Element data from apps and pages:
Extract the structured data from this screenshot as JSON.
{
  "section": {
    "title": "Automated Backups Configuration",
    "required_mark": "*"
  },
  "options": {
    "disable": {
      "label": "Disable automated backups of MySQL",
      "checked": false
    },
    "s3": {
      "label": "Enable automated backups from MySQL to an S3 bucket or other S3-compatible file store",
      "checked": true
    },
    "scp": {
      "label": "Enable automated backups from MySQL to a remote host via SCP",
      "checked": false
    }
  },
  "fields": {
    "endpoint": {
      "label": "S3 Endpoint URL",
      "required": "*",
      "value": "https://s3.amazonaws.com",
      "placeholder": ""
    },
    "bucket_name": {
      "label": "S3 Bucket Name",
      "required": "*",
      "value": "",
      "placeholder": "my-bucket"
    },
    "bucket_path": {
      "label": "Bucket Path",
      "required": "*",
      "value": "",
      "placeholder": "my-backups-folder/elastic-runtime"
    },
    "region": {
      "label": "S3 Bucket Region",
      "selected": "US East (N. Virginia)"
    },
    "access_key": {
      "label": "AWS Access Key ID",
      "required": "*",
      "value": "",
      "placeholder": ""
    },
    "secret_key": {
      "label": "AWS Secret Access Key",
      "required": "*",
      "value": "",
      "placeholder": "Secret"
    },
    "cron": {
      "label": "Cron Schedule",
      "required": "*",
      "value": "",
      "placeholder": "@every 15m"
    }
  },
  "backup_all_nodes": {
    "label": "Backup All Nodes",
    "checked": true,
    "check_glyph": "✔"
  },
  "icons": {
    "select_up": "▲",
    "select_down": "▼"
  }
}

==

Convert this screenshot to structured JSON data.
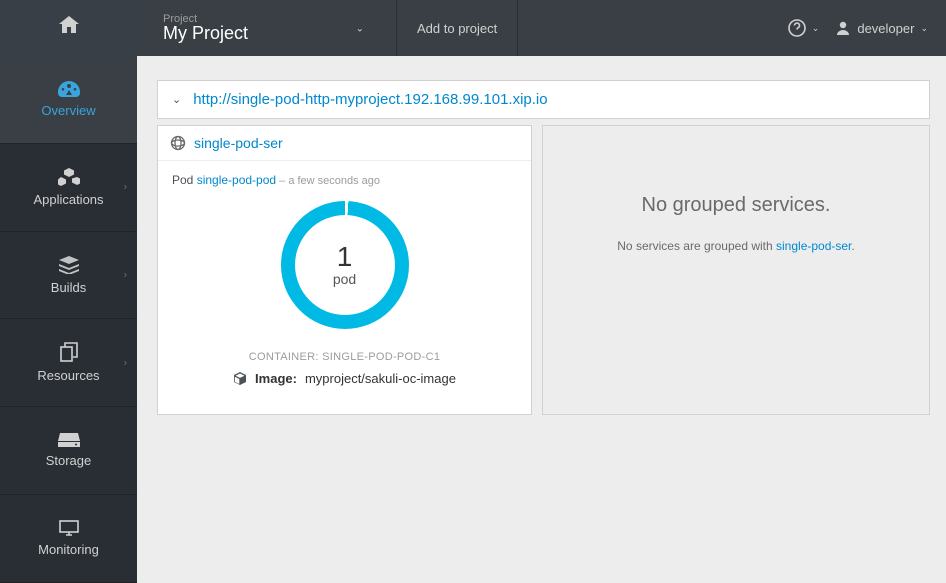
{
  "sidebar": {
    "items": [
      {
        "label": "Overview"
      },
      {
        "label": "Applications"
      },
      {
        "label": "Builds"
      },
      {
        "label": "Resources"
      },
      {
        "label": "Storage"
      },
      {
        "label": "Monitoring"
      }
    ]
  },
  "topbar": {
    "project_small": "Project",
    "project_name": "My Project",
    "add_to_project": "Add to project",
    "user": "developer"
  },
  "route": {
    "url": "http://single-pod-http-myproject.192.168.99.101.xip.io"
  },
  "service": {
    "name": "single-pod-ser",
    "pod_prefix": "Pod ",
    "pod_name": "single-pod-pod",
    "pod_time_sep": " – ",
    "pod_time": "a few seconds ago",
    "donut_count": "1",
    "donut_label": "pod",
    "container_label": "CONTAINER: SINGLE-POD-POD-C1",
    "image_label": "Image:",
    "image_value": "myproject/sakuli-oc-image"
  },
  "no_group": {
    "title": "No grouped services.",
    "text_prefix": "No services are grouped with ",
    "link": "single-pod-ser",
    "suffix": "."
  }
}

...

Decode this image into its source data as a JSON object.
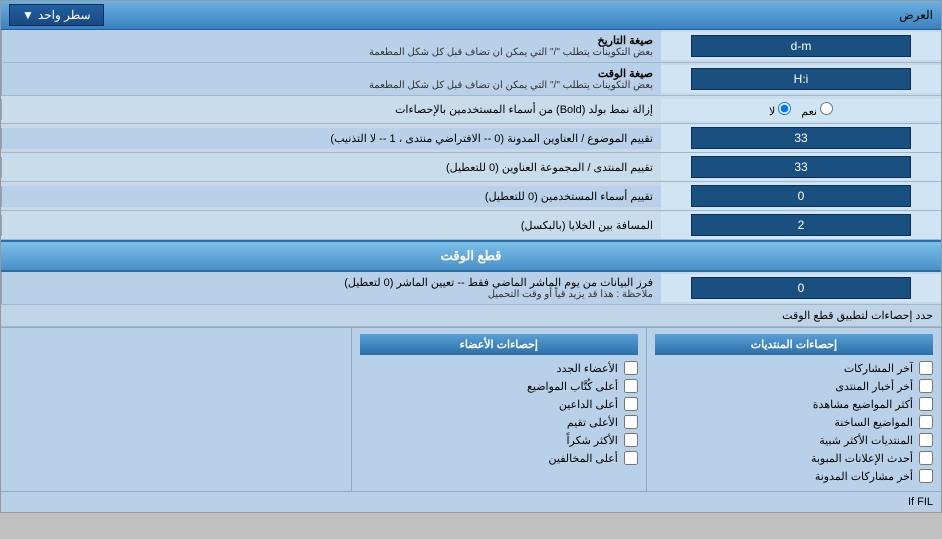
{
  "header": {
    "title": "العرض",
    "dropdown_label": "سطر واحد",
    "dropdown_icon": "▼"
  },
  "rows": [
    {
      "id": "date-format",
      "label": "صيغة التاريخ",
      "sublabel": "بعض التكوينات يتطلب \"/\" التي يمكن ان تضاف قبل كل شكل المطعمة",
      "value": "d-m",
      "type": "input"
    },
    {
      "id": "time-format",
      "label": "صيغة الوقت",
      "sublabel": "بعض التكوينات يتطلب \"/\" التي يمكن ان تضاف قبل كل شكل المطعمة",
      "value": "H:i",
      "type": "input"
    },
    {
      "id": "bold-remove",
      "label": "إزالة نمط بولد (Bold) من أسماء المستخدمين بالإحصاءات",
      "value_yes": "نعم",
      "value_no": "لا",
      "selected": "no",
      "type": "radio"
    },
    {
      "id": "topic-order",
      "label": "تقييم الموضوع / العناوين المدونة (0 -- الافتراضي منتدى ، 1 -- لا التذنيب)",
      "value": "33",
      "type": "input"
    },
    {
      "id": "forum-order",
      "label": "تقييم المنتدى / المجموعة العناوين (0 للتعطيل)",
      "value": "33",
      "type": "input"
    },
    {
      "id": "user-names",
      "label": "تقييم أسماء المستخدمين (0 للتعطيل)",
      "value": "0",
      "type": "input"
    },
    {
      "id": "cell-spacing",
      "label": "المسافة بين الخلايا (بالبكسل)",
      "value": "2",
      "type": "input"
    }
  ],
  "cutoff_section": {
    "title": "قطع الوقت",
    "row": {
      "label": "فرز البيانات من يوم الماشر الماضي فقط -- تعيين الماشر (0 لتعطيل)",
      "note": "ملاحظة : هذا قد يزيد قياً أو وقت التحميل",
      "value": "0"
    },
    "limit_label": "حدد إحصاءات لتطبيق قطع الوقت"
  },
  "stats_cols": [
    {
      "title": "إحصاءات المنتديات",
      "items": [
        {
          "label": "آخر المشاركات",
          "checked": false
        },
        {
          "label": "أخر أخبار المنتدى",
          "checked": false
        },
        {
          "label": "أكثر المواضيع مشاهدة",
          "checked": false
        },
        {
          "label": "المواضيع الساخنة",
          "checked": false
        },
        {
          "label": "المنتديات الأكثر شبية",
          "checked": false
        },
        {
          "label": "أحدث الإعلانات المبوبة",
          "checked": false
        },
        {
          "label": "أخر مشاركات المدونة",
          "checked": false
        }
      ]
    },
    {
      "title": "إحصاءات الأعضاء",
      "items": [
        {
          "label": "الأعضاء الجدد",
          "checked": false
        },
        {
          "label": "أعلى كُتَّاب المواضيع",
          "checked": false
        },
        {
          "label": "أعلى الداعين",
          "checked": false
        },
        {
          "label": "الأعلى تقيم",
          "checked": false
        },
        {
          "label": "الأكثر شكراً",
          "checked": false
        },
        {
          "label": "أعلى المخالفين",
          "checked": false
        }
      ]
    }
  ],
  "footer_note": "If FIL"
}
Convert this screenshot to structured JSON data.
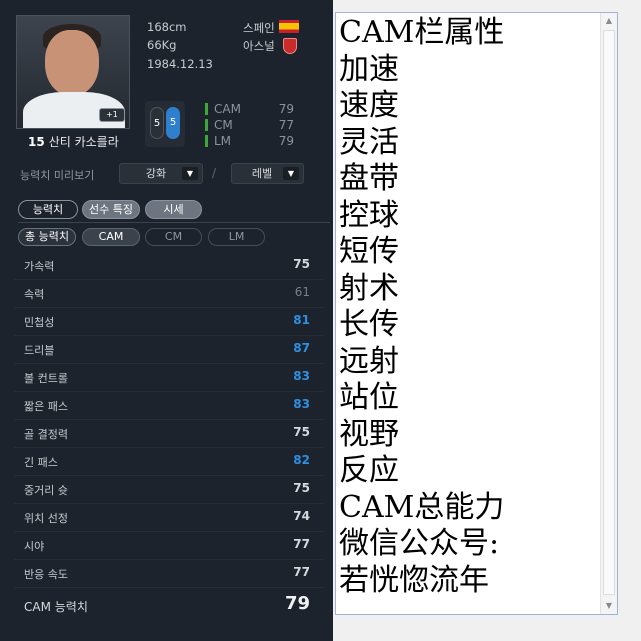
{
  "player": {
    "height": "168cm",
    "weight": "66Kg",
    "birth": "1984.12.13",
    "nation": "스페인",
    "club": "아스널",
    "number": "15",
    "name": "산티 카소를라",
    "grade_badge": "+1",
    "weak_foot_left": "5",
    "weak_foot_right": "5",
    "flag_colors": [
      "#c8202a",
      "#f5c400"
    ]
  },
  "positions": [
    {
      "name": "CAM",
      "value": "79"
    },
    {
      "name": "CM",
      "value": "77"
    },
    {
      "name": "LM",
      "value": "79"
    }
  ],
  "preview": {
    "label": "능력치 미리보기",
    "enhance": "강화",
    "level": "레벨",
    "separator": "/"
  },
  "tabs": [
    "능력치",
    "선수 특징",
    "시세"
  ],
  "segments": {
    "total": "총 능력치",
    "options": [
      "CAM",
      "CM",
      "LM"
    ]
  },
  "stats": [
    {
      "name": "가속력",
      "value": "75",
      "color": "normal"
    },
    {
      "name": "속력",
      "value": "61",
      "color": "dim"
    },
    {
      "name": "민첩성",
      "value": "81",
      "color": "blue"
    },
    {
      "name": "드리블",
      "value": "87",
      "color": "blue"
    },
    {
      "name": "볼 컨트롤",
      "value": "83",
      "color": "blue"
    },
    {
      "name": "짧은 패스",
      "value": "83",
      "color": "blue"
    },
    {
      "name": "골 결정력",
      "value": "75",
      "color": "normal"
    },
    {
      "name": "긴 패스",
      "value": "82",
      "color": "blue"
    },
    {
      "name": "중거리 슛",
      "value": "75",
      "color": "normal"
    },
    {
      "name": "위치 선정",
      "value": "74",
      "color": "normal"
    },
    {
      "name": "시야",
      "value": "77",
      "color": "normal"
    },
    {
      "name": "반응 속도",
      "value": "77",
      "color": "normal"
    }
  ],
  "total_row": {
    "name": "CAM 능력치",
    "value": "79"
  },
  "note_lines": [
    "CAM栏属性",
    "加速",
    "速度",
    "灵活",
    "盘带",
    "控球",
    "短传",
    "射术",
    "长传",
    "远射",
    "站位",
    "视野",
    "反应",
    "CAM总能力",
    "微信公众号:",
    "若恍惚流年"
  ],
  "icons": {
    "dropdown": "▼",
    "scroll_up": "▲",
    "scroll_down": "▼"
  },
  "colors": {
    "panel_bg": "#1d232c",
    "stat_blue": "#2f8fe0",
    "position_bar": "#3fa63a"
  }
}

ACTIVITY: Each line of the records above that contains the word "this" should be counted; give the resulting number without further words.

ANSWER SPACE: 4